My name is Alisa and I have a lot of cookbooks. When I go to thrift stores and antique shops, I buy more cookbooks. In my house, I have a wall of shelves dedicated to just cookbooks…This is how I imagine a 12 step program for cookbook addicts might start. First admitting that I have a lot, perhaps too many cookbooks. And yes, I could say that I have too many, but when you start collecting a specific item, quickly amassing large quantities is what generally happens. Truth be told, of all the things I could get involved with, collecting cookbooks is pretty tame and if I take them off the shelf and use them, delicious things happen. One of the cookbooks I have had the longest, and judging by the condition, used often is a copy of the Fannie Farmer Baking Book. It is also one that I highly recommend to new bakers looking for a starting point because the recipes are simple, easy to follow and pretty foolproof.
What many people do not realize is that Fannie Farmer really was a trained cook as well as an author of several cookbooks. She studied at the Boston Cooking School in the late 19th century and eventually took the role of school principal before venturing out on her own by opening a school, Miss Farmer’s School of Cooking. Although her main interest was proper nutrition and how it affected the health and well-being of the ill, what she hoped she would be most remembered for, it is the The Fanny Farmer Cookbook that most people today associate with her. There are two books featuring her name, The Boston Cooking-School Cookbook, which she actually wrote and was revised, updated and renamed The Fannie Farmer Cookbook by the late Marion Cunningham and The Fannie Farmer Baking Book, also written by Marion Cunningham. While Fannie’s name may be in the title of the baking book, she never actually wrote a book dedicated to baking or desserts. Ms. Cunningham is solely responsible for making the book what it is; a master collection of baking recipes that every baker should own. As hard as it is to believe, when I am developing recipes, I will pull this book off the shelf and read or make a recipe in it because I know it will work. Other times, when I just want a recipe that is foolproof and guaranteed to please a crowd, this is my “go to-I don’t need to think about it” book.

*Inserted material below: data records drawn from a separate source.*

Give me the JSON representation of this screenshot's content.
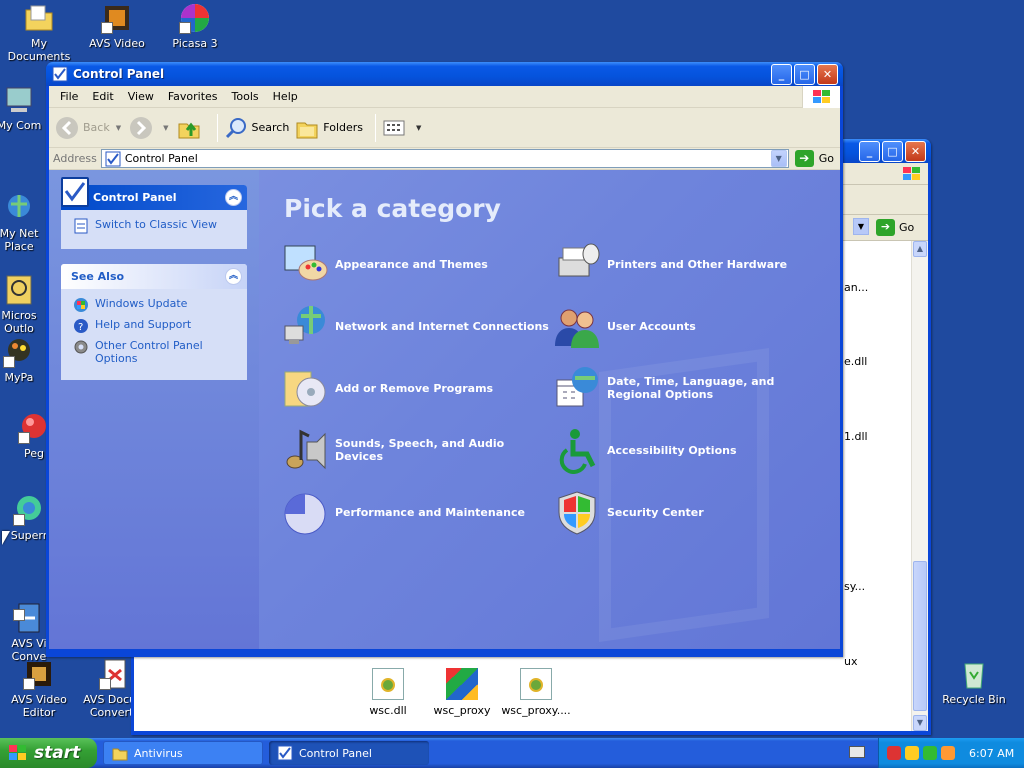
{
  "desktop": {
    "icons": [
      {
        "label": "My Documents",
        "icon": "my-documents-icon"
      },
      {
        "label": "AVS Video ReMaker",
        "icon": "avs-video-remaker-icon"
      },
      {
        "label": "Picasa 3",
        "icon": "picasa-icon"
      },
      {
        "label": "My Com",
        "icon": "my-computer-icon"
      },
      {
        "label": "My Net\nPlace",
        "icon": "my-network-places-icon"
      },
      {
        "label": "Micros\nOutlo",
        "icon": "outlook-icon"
      },
      {
        "label": "MyPa",
        "icon": "mypaint-icon"
      },
      {
        "label": "Peg",
        "icon": "pegasus-icon"
      },
      {
        "label": "Superr",
        "icon": "super-icon"
      },
      {
        "label": "AVS Vi\nConve",
        "icon": "avs-video-converter-icon"
      },
      {
        "label": "AVS Video Editor",
        "icon": "avs-video-editor-icon"
      },
      {
        "label": "AVS Docum Converte",
        "icon": "avs-document-converter-icon"
      },
      {
        "label": "Recycle Bin",
        "icon": "recycle-bin-icon"
      }
    ]
  },
  "back_window": {
    "title": "Antivirus",
    "go_label": "Go",
    "partial_labels": [
      "an...",
      "e.dll",
      "1.dll",
      "sy...",
      "ux"
    ],
    "files": [
      {
        "name": "wsc.dll",
        "icon": "dll-file-icon"
      },
      {
        "name": "wsc_proxy",
        "icon": "avg-app-icon"
      },
      {
        "name": "wsc_proxy....",
        "icon": "dll-file-icon"
      }
    ]
  },
  "cp_window": {
    "title": "Control Panel",
    "menu": [
      "File",
      "Edit",
      "View",
      "Favorites",
      "Tools",
      "Help"
    ],
    "toolbar": {
      "back": "Back",
      "search": "Search",
      "folders": "Folders"
    },
    "address": {
      "label": "Address",
      "value": "Control Panel",
      "go": "Go"
    },
    "sidebar": {
      "control_panel_title": "Control Panel",
      "switch_view": "Switch to Classic View",
      "see_also_title": "See Also",
      "see_also": [
        {
          "label": "Windows Update",
          "icon": "windows-update-icon"
        },
        {
          "label": "Help and Support",
          "icon": "help-icon"
        },
        {
          "label": "Other Control Panel Options",
          "icon": "gear-icon"
        }
      ]
    },
    "main": {
      "heading": "Pick a category",
      "categories": [
        {
          "label": "Appearance and Themes",
          "icon": "appearance-themes-icon"
        },
        {
          "label": "Printers and Other Hardware",
          "icon": "printer-icon"
        },
        {
          "label": "Network and Internet Connections",
          "icon": "network-icon"
        },
        {
          "label": "User Accounts",
          "icon": "user-accounts-icon"
        },
        {
          "label": "Add or Remove Programs",
          "icon": "add-remove-programs-icon"
        },
        {
          "label": "Date, Time, Language, and Regional Options",
          "icon": "date-time-icon"
        },
        {
          "label": "Sounds, Speech, and Audio Devices",
          "icon": "sound-icon"
        },
        {
          "label": "Accessibility Options",
          "icon": "accessibility-icon"
        },
        {
          "label": "Performance and Maintenance",
          "icon": "performance-icon"
        },
        {
          "label": "Security Center",
          "icon": "shield-icon"
        }
      ]
    }
  },
  "taskbar": {
    "start_label": "start",
    "tasks": [
      {
        "label": "Antivirus",
        "state": "inactive"
      },
      {
        "label": "Control Panel",
        "state": "active"
      }
    ],
    "clock": "6:07 AM"
  },
  "colors": {
    "desktop": "#1f4a9f",
    "cp_category_area": "#6e84dc",
    "sidebar_link": "#215dc6",
    "titlebar": "#0553dc"
  }
}
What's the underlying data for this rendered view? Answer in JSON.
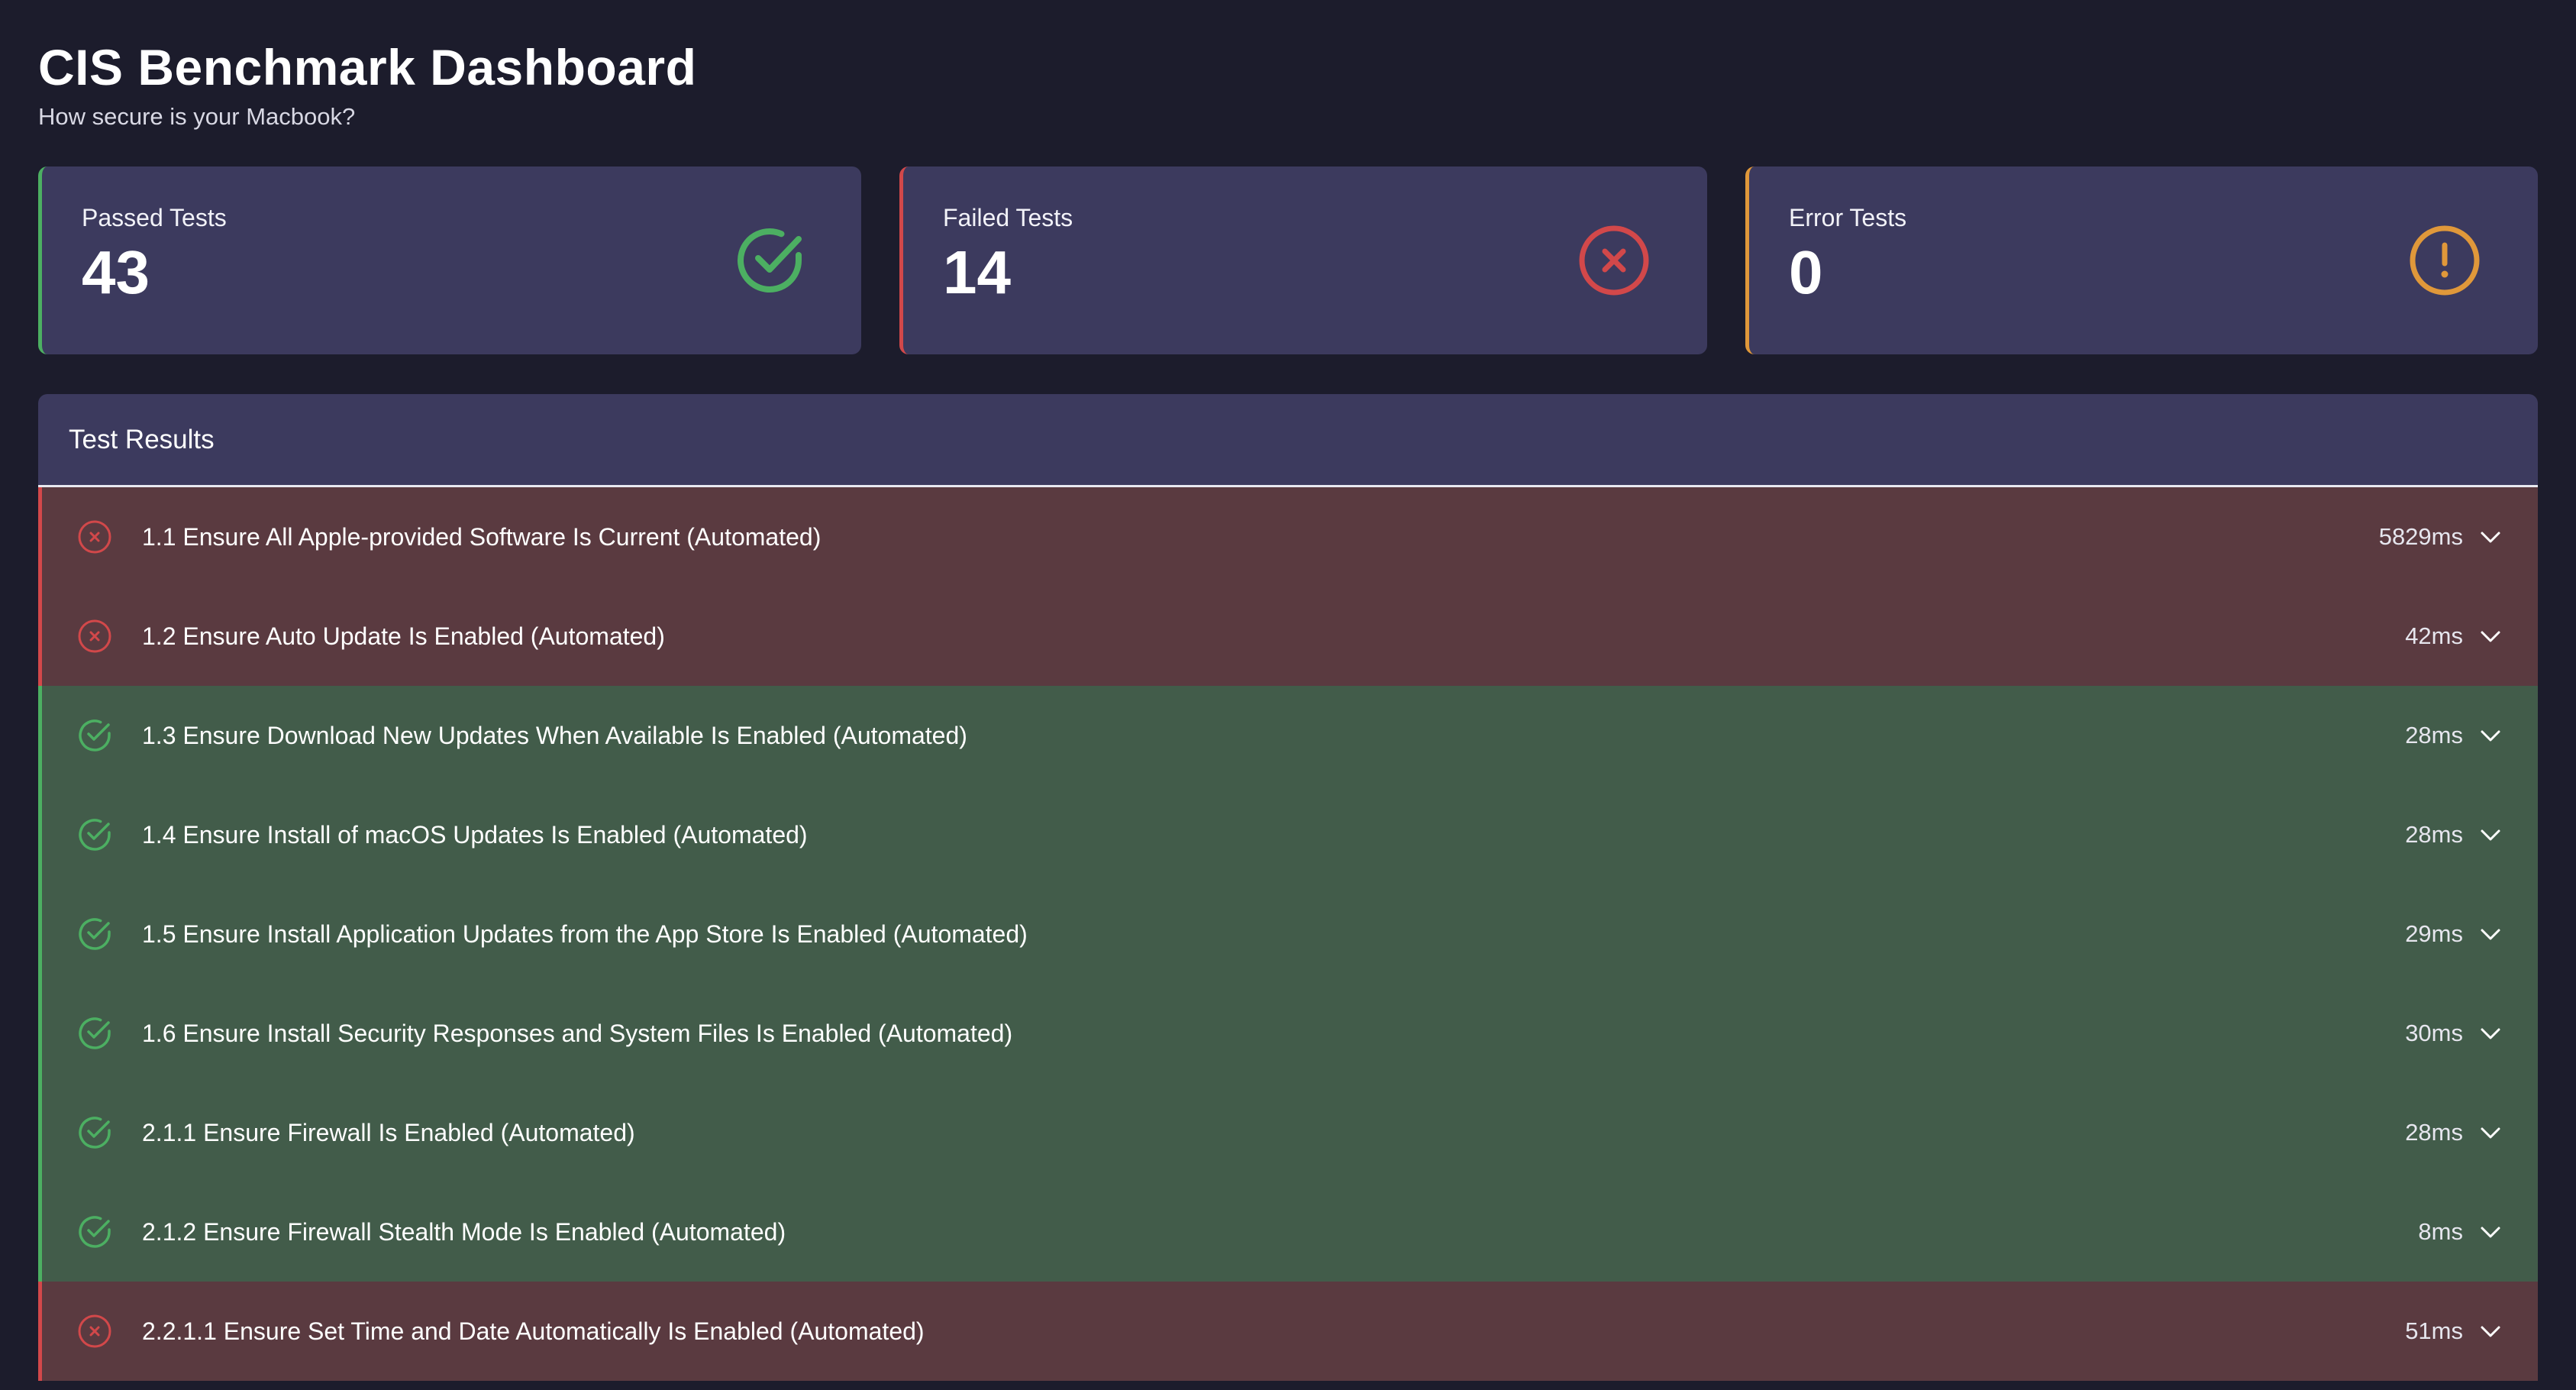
{
  "header": {
    "title": "CIS Benchmark Dashboard",
    "subtitle": "How secure is your Macbook?"
  },
  "summary": {
    "passed": {
      "label": "Passed Tests",
      "value": "43",
      "icon": "check-circle-icon",
      "color": "#4caf62"
    },
    "failed": {
      "label": "Failed Tests",
      "value": "14",
      "icon": "x-circle-icon",
      "color": "#d2484a"
    },
    "errors": {
      "label": "Error Tests",
      "value": "0",
      "icon": "exclamation-circle-icon",
      "color": "#e0983a"
    }
  },
  "results": {
    "title": "Test Results",
    "rows": [
      {
        "status": "fail",
        "name": "1.1 Ensure All Apple-provided Software Is Current (Automated)",
        "duration": "5829ms"
      },
      {
        "status": "fail",
        "name": "1.2 Ensure Auto Update Is Enabled (Automated)",
        "duration": "42ms"
      },
      {
        "status": "pass",
        "name": "1.3 Ensure Download New Updates When Available Is Enabled (Automated)",
        "duration": "28ms"
      },
      {
        "status": "pass",
        "name": "1.4 Ensure Install of macOS Updates Is Enabled (Automated)",
        "duration": "28ms"
      },
      {
        "status": "pass",
        "name": "1.5 Ensure Install Application Updates from the App Store Is Enabled (Automated)",
        "duration": "29ms"
      },
      {
        "status": "pass",
        "name": "1.6 Ensure Install Security Responses and System Files Is Enabled (Automated)",
        "duration": "30ms"
      },
      {
        "status": "pass",
        "name": "2.1.1 Ensure Firewall Is Enabled (Automated)",
        "duration": "28ms"
      },
      {
        "status": "pass",
        "name": "2.1.2 Ensure Firewall Stealth Mode Is Enabled (Automated)",
        "duration": "8ms"
      },
      {
        "status": "fail",
        "name": "2.2.1.1 Ensure Set Time and Date Automatically Is Enabled (Automated)",
        "duration": "51ms"
      }
    ]
  },
  "colors": {
    "background": "#1c1c2c",
    "card": "#3c3a5e",
    "fail_row": "#5a3a40",
    "pass_row": "#425c4a"
  }
}
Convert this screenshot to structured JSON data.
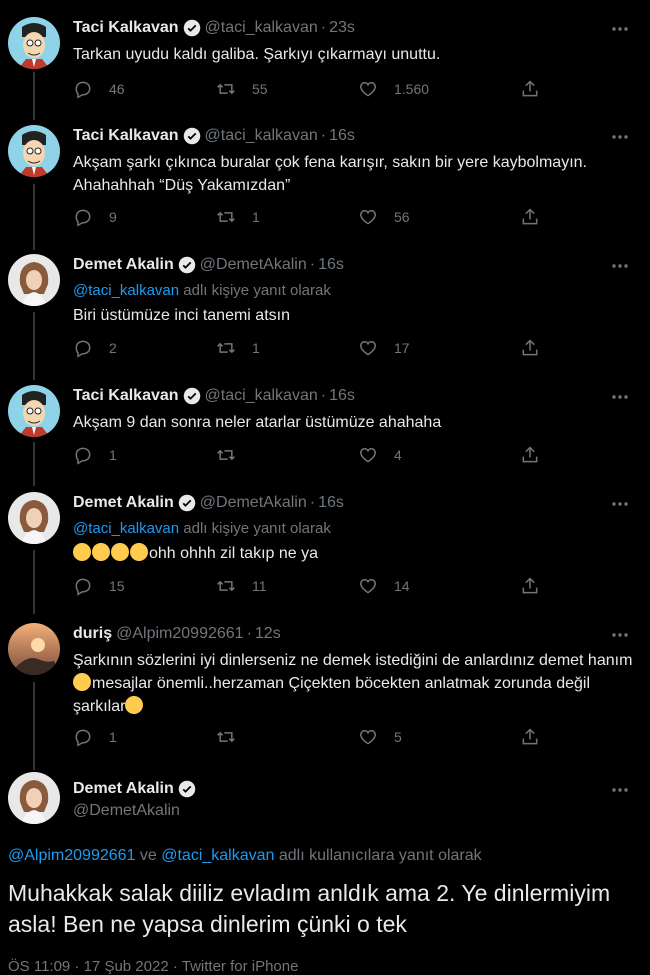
{
  "tweets": [
    {
      "name": "Taci Kalkavan",
      "handle": "@taci_kalkavan",
      "time": "23s",
      "text": "Tarkan uyudu kaldı galiba. Şarkıyı çıkarmayı unuttu.",
      "replies": "46",
      "retweets": "55",
      "likes": "1.560",
      "avatar": "cartoon"
    },
    {
      "name": "Taci Kalkavan",
      "handle": "@taci_kalkavan",
      "time": "16s",
      "text": "Akşam şarkı çıkınca buralar çok fena karışır, sakın bir yere kaybolmayın. Ahahahhah “Düş Yakamızdan”",
      "replies": "9",
      "retweets": "1",
      "likes": "56",
      "avatar": "cartoon"
    },
    {
      "name": "Demet Akalin",
      "handle": "@DemetAkalin",
      "time": "16s",
      "reply_to": "@taci_kalkavan",
      "reply_suffix": " adlı kişiye yanıt olarak",
      "text": "Biri üstümüze inci tanemi atsın",
      "replies": "2",
      "retweets": "1",
      "likes": "17",
      "avatar": "woman"
    },
    {
      "name": "Taci Kalkavan",
      "handle": "@taci_kalkavan",
      "time": "16s",
      "text": "Akşam 9 dan sonra  neler atarlar üstümüze ahahaha",
      "replies": "1",
      "retweets": "",
      "likes": "4",
      "avatar": "cartoon"
    },
    {
      "name": "Demet Akalin",
      "handle": "@DemetAkalin",
      "time": "16s",
      "reply_to": "@taci_kalkavan",
      "reply_suffix": " adlı kişiye yanıt olarak",
      "text": "ohh ohhh zil takıp ne ya",
      "replies": "15",
      "retweets": "11",
      "likes": "14",
      "avatar": "woman"
    },
    {
      "name": "duriş",
      "handle": "@Alpim20992661",
      "time": "12s",
      "text_parts": [
        "Şarkının sözlerini iyi dinlerseniz ne demek istediğini de anlardınız demet hanım",
        "mesajlar önemli..herzaman Çiçekten böcekten anlatmak zorunda değil şarkılar"
      ],
      "replies": "1",
      "retweets": "",
      "likes": "5",
      "avatar": "sunset"
    }
  ],
  "main": {
    "name": "Demet Akalin",
    "handle": "@DemetAkalin",
    "reply_a": "@Alpim20992661",
    "reply_mid": " ve ",
    "reply_b": "@taci_kalkavan",
    "reply_suffix": " adlı kullanıcılara yanıt olarak",
    "text": "Muhakkak salak diiliz evladım anldık ama 2. Ye dinlermiyim asla! Ben ne yapsa dinlerim çünki o tek",
    "footer": "ÖS 11:09 · 17 Şub 2022 · Twitter for iPhone"
  },
  "colors": {
    "background": "#000000",
    "text": "#e7e9ea",
    "muted": "#71767b",
    "link": "#1d9bf0",
    "verified": "#1d9bf0"
  }
}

With this in mind, I pulled the book off the shelf with the idea of making some dinner rolls. There is nothing worse than messing around with a bread recipe, spending a day or even two to make a batch of dough, only to have it completely flop. Since I was short on time, I went with a recipe I knew would work perfectly, the simply titled Dinner Rolls. Ms. Cunningham describes them as her “favorite dinner rolls, soft and barely sweet” and I couldn’t agree more. They were quick to mix, easy to shape and baked up beautifully. The recipe includes many options for shaping the rolls; pan rolls, crescents, clover-leaf, fan-tan or mini rolls. Crescents were what I wanted, and I was quite pleased with the results. If you do not have a copy of this book, get one; this recipe is one of the reasons why I keep this book on my shelf.
makes about 24 rolls
1 1/4 cup milk, warmed
1/3 cup sugar
2 teaspoons salt
4 tablespoons unsalted butter, softened
1 package or 2 1/4 teaspoons dry yeast
1 egg, slightly beaten
3 1/2 to 4 1/2 cups unbleached all-purpose flour
In a bowl, stir together the milk, sugar, salt and butter. Sprinkle the yeast over the mixture and let stand to dissolve and become active. Add the egg and 2 cups of flour and beat it vigorously for a minute or two. Add enough flour to make a manageable dough. Knead the dough in the mixer or by hand on a well floured surface until smooth or elastic. Place in an oiled bowl, cover and let it rise until doubled. Punch the dough down and shape as desired. Place the shaped rolls onto a baking pan and let rise until double. Preheat the oven to 400 and bake the rolls for 12-15 minutes until lightly browned. Cool on a rack for a few minutes before serving.
To shape crescents:
Melt 6 tablespoons butter. Divide the dough in half and set half aside, covered. Roll the other piece into a circle that is about 12″ in diameter and 1/8″ thick. Brush the dough with some of the melted butter. Cut the dough into 12 equal wedges. Take one wedge of dough, starting with the wide end, roll it up and pinch the tail to the roll to keep it from opening during baking. Place 12 rolls on a pan lined with parchment paper or silpats, tail side down. Space the rolls at least 1″ apart, brush them with butter, cover the pan loosely with plastic wrap. Repeat the process with the other ball of dough. Let the rolls rise until double and bake as directed in the recipe above.
Serve the rolls fresh from the oven with butter or jam or butter and jam…They reheat nicely too and also make lovely rolls for little sandwiches!